Making a complaint
How to make a complaint
If you think that a police officer or member of police staff has behaved incorrectly or unfairly, you have the right to make a complaint.
People who work in the police service should behave appropriately at all times. Expectations about the behaviour of both police officers and members of police staff are set out in their respective Standards of Professional Behaviour. These expectations include requirements to:
- Act with honesty and integrity, fairness and impartiality
- Treat members of the public and their colleagues with respect
- Not abuse their powers and authority
- Act in a manner that does not discredit or undermine public confidence in the police service.
If you feel that someone working for the police has not met these standards, you can express your dissatisfaction or you can make a complaint. These types of complaints are dealt with under the Police Reform Act 2002.

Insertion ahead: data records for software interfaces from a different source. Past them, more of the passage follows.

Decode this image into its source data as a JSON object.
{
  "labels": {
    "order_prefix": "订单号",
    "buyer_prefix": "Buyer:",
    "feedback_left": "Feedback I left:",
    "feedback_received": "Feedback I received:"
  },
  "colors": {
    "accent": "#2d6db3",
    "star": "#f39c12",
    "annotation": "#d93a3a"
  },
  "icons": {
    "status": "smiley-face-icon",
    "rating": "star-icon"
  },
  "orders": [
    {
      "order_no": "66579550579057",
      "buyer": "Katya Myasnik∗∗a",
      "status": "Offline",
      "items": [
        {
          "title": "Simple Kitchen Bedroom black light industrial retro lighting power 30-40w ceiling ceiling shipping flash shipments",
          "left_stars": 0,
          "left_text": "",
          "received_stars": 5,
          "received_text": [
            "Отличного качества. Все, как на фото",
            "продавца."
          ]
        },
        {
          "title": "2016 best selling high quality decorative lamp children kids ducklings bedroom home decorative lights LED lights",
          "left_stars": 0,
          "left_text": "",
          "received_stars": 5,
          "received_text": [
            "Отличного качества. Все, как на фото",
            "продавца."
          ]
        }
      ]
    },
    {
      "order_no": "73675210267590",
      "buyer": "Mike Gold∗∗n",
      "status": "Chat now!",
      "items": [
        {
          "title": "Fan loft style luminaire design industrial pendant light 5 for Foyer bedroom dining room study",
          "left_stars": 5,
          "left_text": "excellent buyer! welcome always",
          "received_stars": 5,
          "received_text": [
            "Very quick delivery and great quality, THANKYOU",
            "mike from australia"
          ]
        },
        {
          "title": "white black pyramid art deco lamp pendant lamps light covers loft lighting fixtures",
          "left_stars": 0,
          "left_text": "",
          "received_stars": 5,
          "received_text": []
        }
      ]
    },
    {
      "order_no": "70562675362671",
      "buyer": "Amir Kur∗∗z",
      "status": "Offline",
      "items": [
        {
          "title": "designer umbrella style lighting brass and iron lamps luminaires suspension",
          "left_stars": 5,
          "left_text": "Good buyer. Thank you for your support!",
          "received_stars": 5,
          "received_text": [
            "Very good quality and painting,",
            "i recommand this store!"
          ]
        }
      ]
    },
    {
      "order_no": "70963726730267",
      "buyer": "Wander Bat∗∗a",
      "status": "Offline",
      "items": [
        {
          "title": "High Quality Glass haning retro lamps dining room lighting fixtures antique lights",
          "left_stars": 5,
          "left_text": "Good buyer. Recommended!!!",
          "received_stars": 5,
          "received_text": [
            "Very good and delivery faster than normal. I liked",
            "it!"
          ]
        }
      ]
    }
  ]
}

The online complaint forms should not be used for crime reporting. If a crime is in progress or you are in immediate danger please call 999 or 101 in all other circumstances.
Making a complaint
You can make a formal complaint by either:
- Completing this online form
- You can email the Professional Standards department at Professional.Standards.Department.PSD@merseyside.pnn.police.uk
- Attending any your local police station in person and speaking to the duty Inspector.
- In writing to - Merseyside Police, Professional Standards Department, PO BOX 59, Liverpool, L69 1JD
- Telephone Merseyside Police Non-Emergency number 101, a Contact Resolution Officer will take your details including contact information, and a brief summary of the complaint. The matter will be recorded on a log and brought to the attention of the relevant Inspector who will contact you.
- You can also make a complaint through your solicitor, MP, local councillor, Citizens Advice Bureau or any other person or body that represents your interests, if they agree and provided you give your written consent.
- Contact any local Citizens Advice Bureau, Youth Offending Team, Racial Equality Council, Probation Service or Neighbourhood Team. They can give you information about what to do next.
You’re able to access additional information or formats by visiting the IPCC website at: https://www.ipcc.gov.uk/page/alternative-formats
The Independent Police Complaints Commission (IPCC) oversees the whole of the police complaints system and makes its decisions independently of the police, government and complainants.
Police forces deal directly with most complaints against their officers, staff and contractors, while the IPCC investigates the most serious complaints, incidents and allegations of misconduct.
Complaints should be made to the relevant Police Force as any material sent to the IPCC will be forwarded to the appropriate policing area to consider in the first instance.
We may decide not to progress your complaint, which means we won’t be looking into it in more detail. There are a number of reasons we may do this. These include if your complaint is:
- The complaint is sent to us more than 12 months after the incident, with no reasonable explanation for the delay.
- The complaint is Vexatious, oppressive, or an abuse of process
- The complaint is Repetitious or fanciful
Depending on the complaint, you can appeal to the IPCC against our decision not to progress your complaint. Find out more information on the IPPC appeals page.